Fig. 59. - Photomicrograph of partially creamed butter, sugar and egg. Magnification approximately x 100.
Fig. 60. - Same as Fig. 59 after the addition of the flour and milk. The irregular grouping of the sugar crystals and gas bubbles is characteristic of the coarser texture obtained in the cake shown in Fig. 63. Magnification x 100.
Fig. 61. - The butter, sugar, and beaten eggs are put in the mixing bowl; then thoroughly creamed. The air bubbles are scarcely perceptible as tiny white dots. Temperature of ingredients 22°C. Magnification approximately x 100.
Fig. 62. - Photomicrograph of cake batter. Same as Fig. 61, after adding the flour and milk. Note the very regular grouping of the sugar crystals. All batters, observed microscopically, that have had regular distribution of the sugar crystals have produced excellent textured cakes. See Fig. 64. Magnification approximately x 100.

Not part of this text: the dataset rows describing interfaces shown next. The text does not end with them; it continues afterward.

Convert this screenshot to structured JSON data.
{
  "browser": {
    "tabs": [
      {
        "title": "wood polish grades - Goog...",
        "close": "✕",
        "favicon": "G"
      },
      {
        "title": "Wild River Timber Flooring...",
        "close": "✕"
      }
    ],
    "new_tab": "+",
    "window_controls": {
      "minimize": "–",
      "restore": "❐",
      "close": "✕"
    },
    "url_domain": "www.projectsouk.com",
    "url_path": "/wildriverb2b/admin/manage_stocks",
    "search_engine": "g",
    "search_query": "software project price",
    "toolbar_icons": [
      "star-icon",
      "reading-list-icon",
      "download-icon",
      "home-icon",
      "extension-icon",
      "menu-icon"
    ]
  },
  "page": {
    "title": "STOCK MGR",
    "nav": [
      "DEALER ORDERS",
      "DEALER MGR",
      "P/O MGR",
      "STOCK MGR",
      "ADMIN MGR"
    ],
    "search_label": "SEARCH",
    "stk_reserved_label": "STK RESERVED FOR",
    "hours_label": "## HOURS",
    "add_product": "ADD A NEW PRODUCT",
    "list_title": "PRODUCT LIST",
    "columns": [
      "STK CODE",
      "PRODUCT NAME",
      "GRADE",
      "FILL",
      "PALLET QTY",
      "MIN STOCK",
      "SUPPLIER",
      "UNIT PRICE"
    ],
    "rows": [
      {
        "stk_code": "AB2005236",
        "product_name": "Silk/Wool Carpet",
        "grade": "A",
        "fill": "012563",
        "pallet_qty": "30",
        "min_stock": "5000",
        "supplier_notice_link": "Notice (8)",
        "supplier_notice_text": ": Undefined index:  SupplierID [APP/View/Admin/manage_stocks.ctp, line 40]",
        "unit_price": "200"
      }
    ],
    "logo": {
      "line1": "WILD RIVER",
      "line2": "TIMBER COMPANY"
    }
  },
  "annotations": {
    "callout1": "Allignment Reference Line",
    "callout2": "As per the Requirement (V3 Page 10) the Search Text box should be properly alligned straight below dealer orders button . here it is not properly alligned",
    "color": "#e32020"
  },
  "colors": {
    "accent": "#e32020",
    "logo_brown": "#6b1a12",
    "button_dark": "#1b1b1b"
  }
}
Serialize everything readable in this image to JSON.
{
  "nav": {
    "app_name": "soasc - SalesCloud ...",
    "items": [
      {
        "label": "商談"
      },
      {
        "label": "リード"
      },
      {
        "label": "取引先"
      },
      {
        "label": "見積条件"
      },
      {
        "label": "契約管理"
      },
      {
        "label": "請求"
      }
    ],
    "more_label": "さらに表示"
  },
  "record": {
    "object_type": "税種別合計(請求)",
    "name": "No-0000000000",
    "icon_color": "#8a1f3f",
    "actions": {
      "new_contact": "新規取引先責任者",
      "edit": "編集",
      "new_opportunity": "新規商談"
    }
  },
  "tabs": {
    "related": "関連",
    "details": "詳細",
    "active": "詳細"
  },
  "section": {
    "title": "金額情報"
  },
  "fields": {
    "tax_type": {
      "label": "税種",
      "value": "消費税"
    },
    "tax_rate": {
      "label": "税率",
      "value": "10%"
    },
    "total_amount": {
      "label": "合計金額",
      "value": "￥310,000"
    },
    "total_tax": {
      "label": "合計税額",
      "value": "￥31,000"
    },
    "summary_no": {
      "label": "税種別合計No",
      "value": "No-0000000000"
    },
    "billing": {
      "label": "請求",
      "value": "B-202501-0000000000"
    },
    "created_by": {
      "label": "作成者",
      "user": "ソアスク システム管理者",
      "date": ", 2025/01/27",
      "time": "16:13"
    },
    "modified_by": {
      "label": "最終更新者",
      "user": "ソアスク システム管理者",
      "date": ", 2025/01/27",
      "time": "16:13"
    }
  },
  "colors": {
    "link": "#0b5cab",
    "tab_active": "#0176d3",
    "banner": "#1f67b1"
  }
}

Figs. 55 to 64 by courtesy of Lora Ruth James.
James, using Formula 1, found that cakes scored higher when the fat, sugar, and eggs were thoroughly creamed than when only partially creamed.

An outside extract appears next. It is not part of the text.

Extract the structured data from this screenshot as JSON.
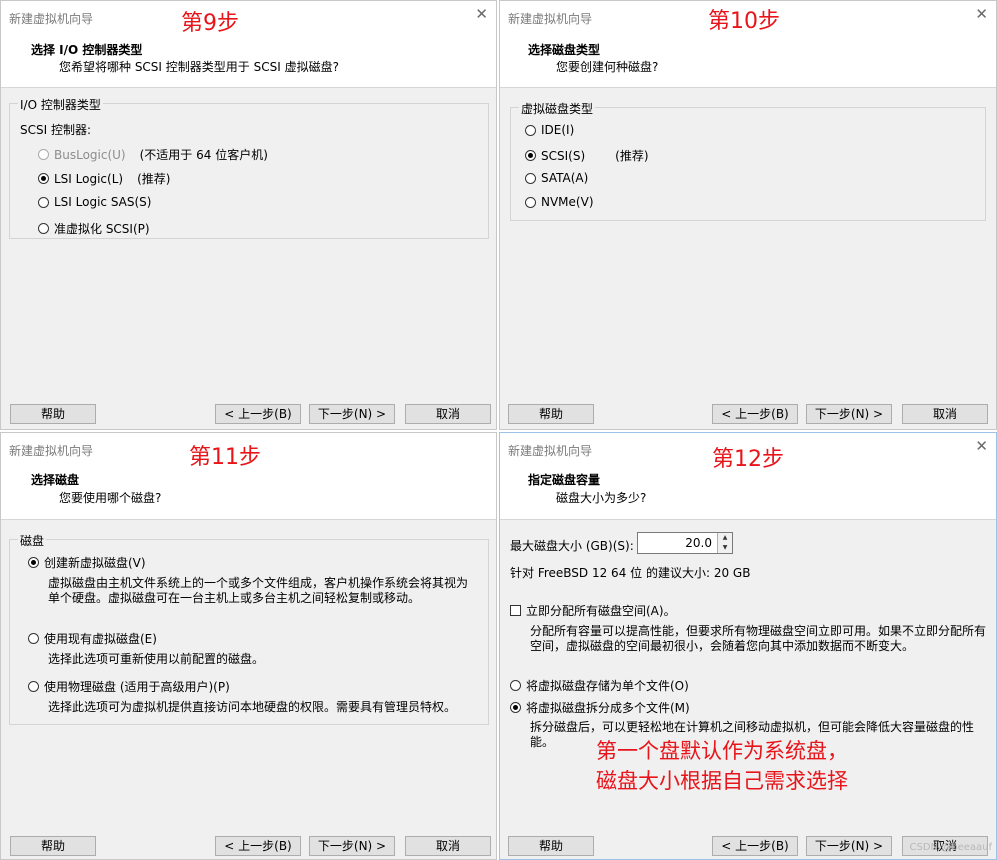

A variation of the cake-mixer method is to put everything in the mixing bowl at once and then combine the ingredients. The texture of the cake thus obtained for any given recipe depends largely upon the temperature of the ingredients when combined. If all the ingredients are at the optimum or ideal temperature for combining, excellent textures may be obtained. Longer mixing is also required than is usual after the flour is added, if the butter and sugar have not been thoroughly creamed.

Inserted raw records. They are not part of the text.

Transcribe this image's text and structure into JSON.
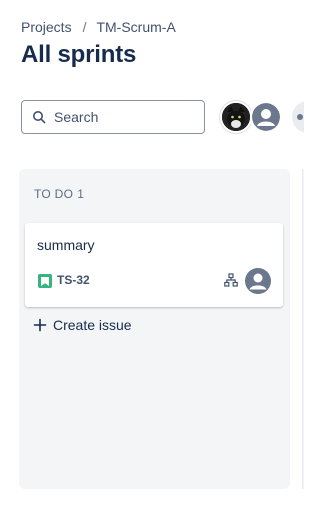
{
  "breadcrumb": {
    "root": "Projects",
    "separator": "/",
    "project": "TM-Scrum-A"
  },
  "page_title": "All sprints",
  "search": {
    "placeholder": "Search",
    "icon": "search-icon"
  },
  "avatars": [
    {
      "icon": "cat-avatar"
    },
    {
      "icon": "user-icon"
    },
    {
      "icon": "user-icon"
    }
  ],
  "column": {
    "name": "TO DO",
    "count": "1",
    "cards": [
      {
        "summary": "summary",
        "issue_type_icon": "story-icon",
        "key": "TS-32",
        "hierarchy_icon": "hierarchy-icon",
        "assignee_icon": "user-icon"
      }
    ],
    "create_label": "Create issue"
  },
  "colors": {
    "column_bg": "#f4f5f7",
    "story": "#36b37e",
    "text": "#172b4d",
    "muted": "#5e6c84"
  }
}
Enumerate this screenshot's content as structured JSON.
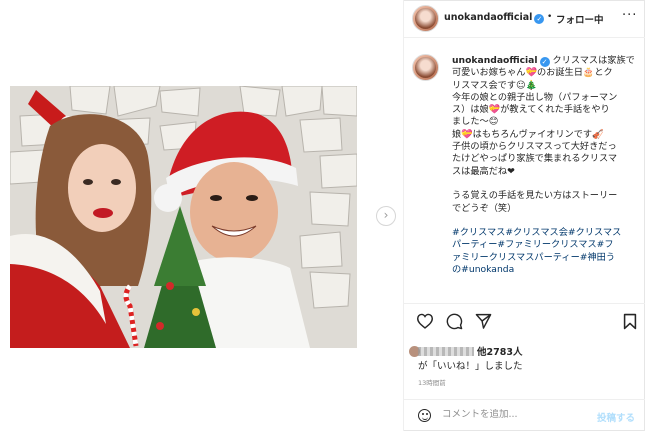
{
  "header": {
    "username": "unokandaofficial",
    "separator": "•",
    "follow_label": "フォロー中",
    "more_label": "···"
  },
  "caption": {
    "username": "unokandaofficial",
    "lines": [
      "クリスマスは家族で",
      "可愛いお嫁ちゃん💝のお誕生日🎂とク",
      "リスマス会です☺🎄",
      "今年の娘との親子出し物（パフォーマン",
      "ス）は娘💝が教えてくれた手話をやり",
      "ました〜😊",
      "娘💝はもちろんヴァイオリンです🎻",
      "子供の頃からクリスマスって大好きだっ",
      "たけどやっぱり家族で集まれるクリスマ",
      "スは最高だね❤"
    ],
    "lines2": [
      "うる覚えの手話を見たい方はストーリー",
      "でどうぞ（笑）"
    ],
    "hashtag_lines": [
      "#クリスマス#クリスマス会#クリスマス",
      "パーティー#ファミリークリスマス#フ",
      "ァミリークリスマスパーティー#神田う",
      "の#unokanda"
    ]
  },
  "likes": {
    "count_text": "他2783人",
    "suffix": "が「いいね！」しました",
    "timestamp": "13時間前"
  },
  "comment": {
    "placeholder": "コメントを追加...",
    "post_label": "投稿する"
  },
  "media": {
    "next_label": "›"
  },
  "colors": {
    "link": "#00376b",
    "verified": "#3897f0",
    "post_disabled": "#b2dffc",
    "muted": "#8e8e8e"
  },
  "icons": [
    "heart-icon",
    "comment-icon",
    "share-icon",
    "bookmark-icon",
    "emoji-icon",
    "verified-badge-icon",
    "more-options-icon",
    "carousel-next-icon"
  ]
}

Emulsion method. This method of mixing cake is one evolved in the author's laboratory. If an oil-in-water emulsion is desired in a cake batter, why not mix the batter by a method that will give the most stable emulsion? The oil or melted fat is added gradually to the beaten egg exactly as in making mayonnaise. The sugar is added to the emulsion and next the flour and milk. This method of mixing is a poor one for making cake. The cake is more rubbery and tough when mixed by this method. This is logical, for the fat being dispersed in spheres has proportionally less surface area, and being surrounded by the emulsifying agents, the egg and flour, has less shortening power and hence the cake is more elastic and tough. For the same reason the fat is not as evident to the taste as when the cake is mixed by the conventional or cake-mixer methods. If the emulsion breaks, as it often does with the proportion of fat and eggs used in cakes, the texture of the cake is better than if it had not broken. If the temperature of the ingredients is such that the fat does not remain melted, the oil-in-water emulsion is also likely to break. A better texture is then obtained.